Regular IPO vs. Tech IPO
In the realm of Initial Public Offerings (IPOs), a clear distinction exists between standard IPOs and those tailored for tech companies. Here are the pivotal differences, encapsulated concisely:
- Regulatory landscape: Tech IPOs confront specialised rules, particularly in the areas of patents, data protection, and intellectual property, whereas standard IPOs have less industry-specific compliance challenges.
- Valuation and volatility: Because of the rapid development and disruptive potential of the tech domains, tech IPOs are frequently volatile. Typical IPOs have more stable, mature industries, resulting in lesser volatility.
- Investor profiles: Risk-averse investors seeking significant growth possibilities are drawn to tech IPOs. Standard IPOs cater to investors who prefer safe, income-producing investments.
- Intellectual property focus: Intellectual property assets are important to tech IPOs, demanding strong IP protection and licensing plans. Standard IPOs lay less emphasis on intellectual property and more attention on physical assets and customer bases.
- Funding trajectory: To support rapid expansion, tech firms generally go through many investment rounds (seed, Series A, B, etc.). Traditional financing options may be preferred by standard IPO candidates over venture capital.

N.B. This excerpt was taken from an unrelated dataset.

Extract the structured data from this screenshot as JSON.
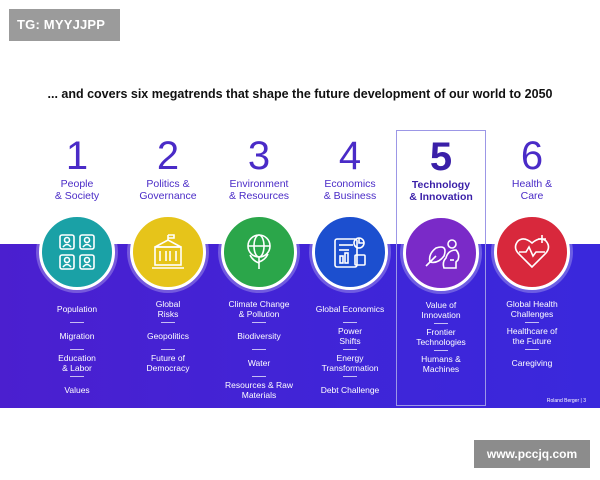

- Market timing: Tech IPOs are highly dependent on market mood and technological advances, necessitating precise timing for best value. Standard IPOs provide greater freedom in deciding when to go public, with less vulnerability to market fluctuations.

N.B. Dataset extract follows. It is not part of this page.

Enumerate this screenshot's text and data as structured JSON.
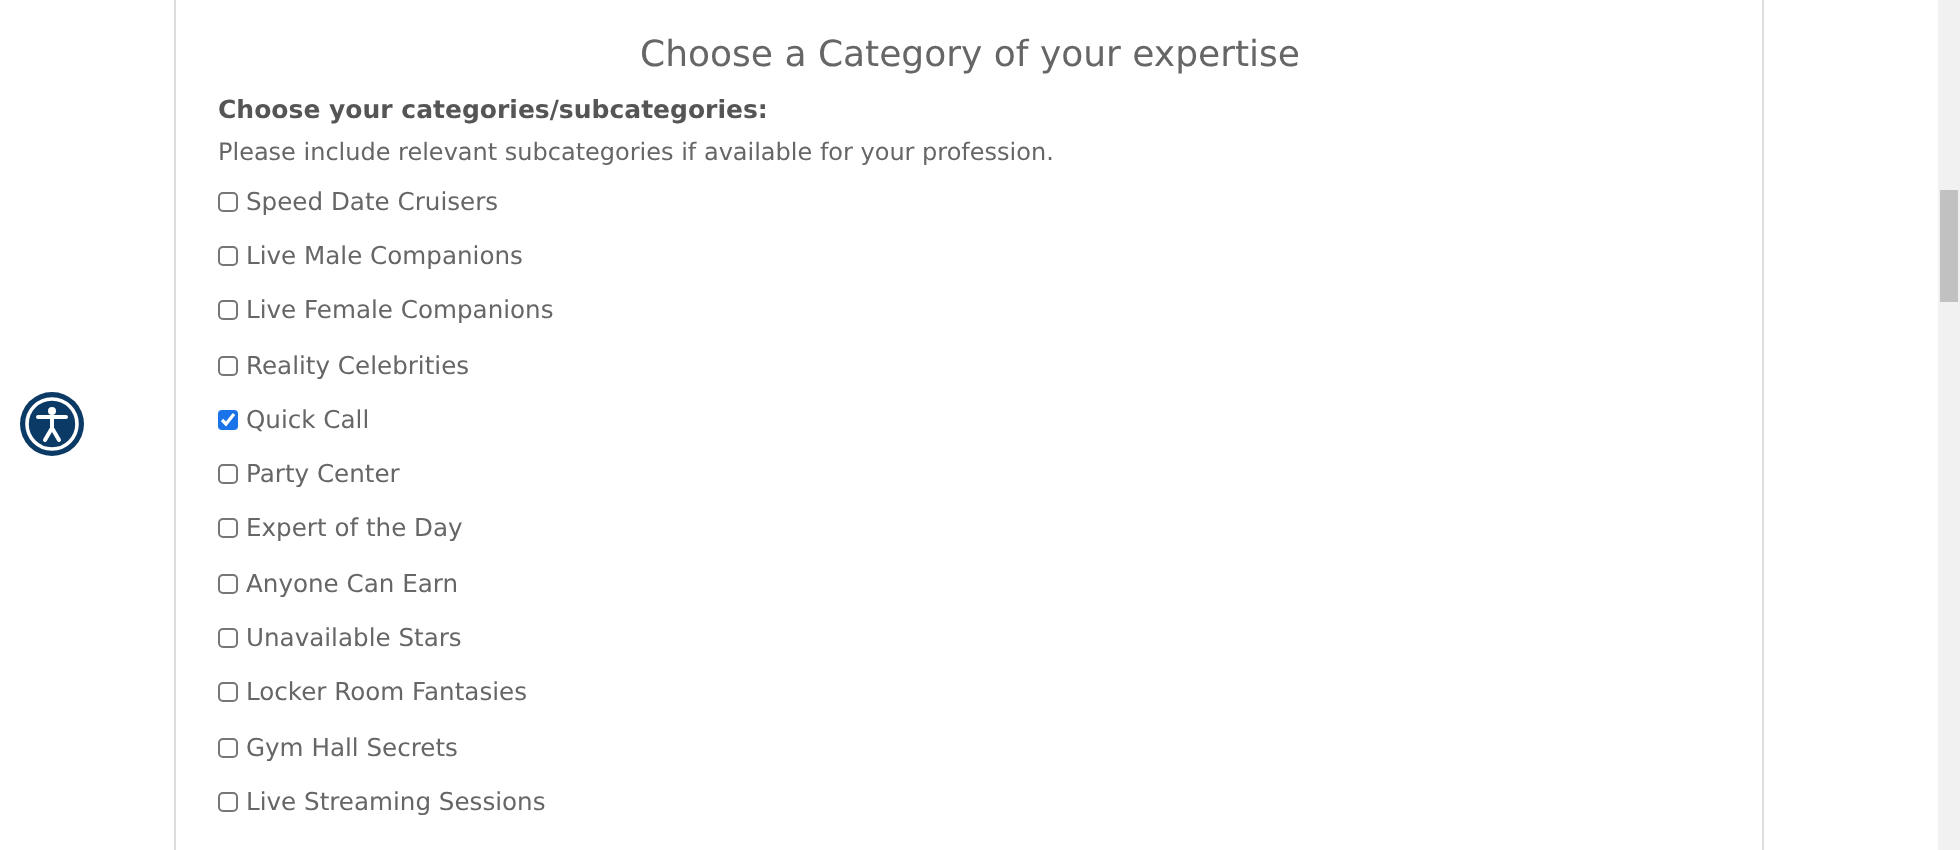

- Underwriting expertise: Underwriters with experience in technology markets and hazards are needed for tech IPOs. Because of their business diversification, standard IPOs provide a greater range of underwriting possibilities.
The journey to IPO: Major phases
Phase 1: Inception – The Birth of an idea
The journey of every tech startup begins with an idea. It is frequently a response to a market gap, an unsolved problem, or a new and inventive way of doing things. Brainstorming, market research, and concept refinement are all part of the inception stage. At this stage, the founders usually work alone or with a small team, bootstrapping their way to success.
Phase 2: Formation – Building the ‘A team’
With a good concept in hand, the next crucial step is to put together a talented and enthusiastic team. The people behind a startup frequently decide its success. During the formation stage, co-founders, senior executives, and early workers who share the company’s vision are sought. It is also the time when the company’s legal framework, including incorporation and share allocation, is formed.
Phase 3: Validation – Product development and market testing
Once the team is in place, it is time to put the plan into action. During the validation stage, a Minimum Viable Product (MVP) is created and tested in the market. Early customer feedback is crucial in developing the product and ensuring it meets the needs of the target audience. This iterative process is repeated until the product has product-market fit.
Phase 4: Growth – Scaling the operation
The startup’s attention switches to growth now that it has a proven product and initial traction. This stage is distinguished by increased client acquisition, team expansion, and investor funding. Marketing campaigns, partnerships, and scaling operations to meet rising demand are all examples of growth tactics. To support their growth trajectory, startups frequently go through numerous fundraising rounds, including seed, Series A, B, and beyond.
Phase 5: Monetization – revenue generation
As the firm expands, it is critical to develop a sustainable revenue strategy. Subscription fees, advertising, licensing, or a combination of these can all be used to monetize a software company. The monetization stage is crucial for long-term viability and attracting profitable potential investors.
Phase 6: Expansion – going from local to global
Successful tech firms frequently seek to grow beyond their primary markets. Entering new geographic regions, pursuing international clients, and negotiating the difficulties of global marketplaces are all part of the expansion stage. This stage necessitates a thorough awareness of cultural quirks, regulatory compliance, and localization efforts.
Phase 7: Pre-IPO – Preparing for the big leap
As a tech startup evolves, it may consider going public. The pre-IPO stage is essential for the company as it prepares to go public. This includes financial audits, regulatory compliance, and the selection of underwriters and advisors. Furthermore, the company must develop a compelling story for potential investors that highlights its growth, financial performance, and market potential.
Phase 8: IPO – The showtime
The Initial Public Offering (IPO) is a significant step in the life of a tech business. It entails the initial public issuance of shares, allowing the company to raise significant funds. IPOs are painstakingly planned events with a sophisticated process for determining stock price. Going public gives early investors and staff with liquidity while also increasing the company’s visibility.
Phase 9: Post-IPO – Life as a publicly traded company
Following an IPO, an IT business enters the post-IPO stage, when it must adapt to the scrutiny of public markets and shareholders. This phase necessitates financial transparency, regulatory compliance, and a focus on generating consistent value to shareholders. Companies must also continue to innovate and grow in order to keep investor trust.
Phase 10: Sustained growth – The ongoing journey
A successful tech company’s journey does not end with the IPO. It’s a never-ending experience characterised by constant innovation, strategic acquisitions, and the ability to react to shifting market conditions. To remain competitive and build long-term shareholder value, sustained growth and profitability are required.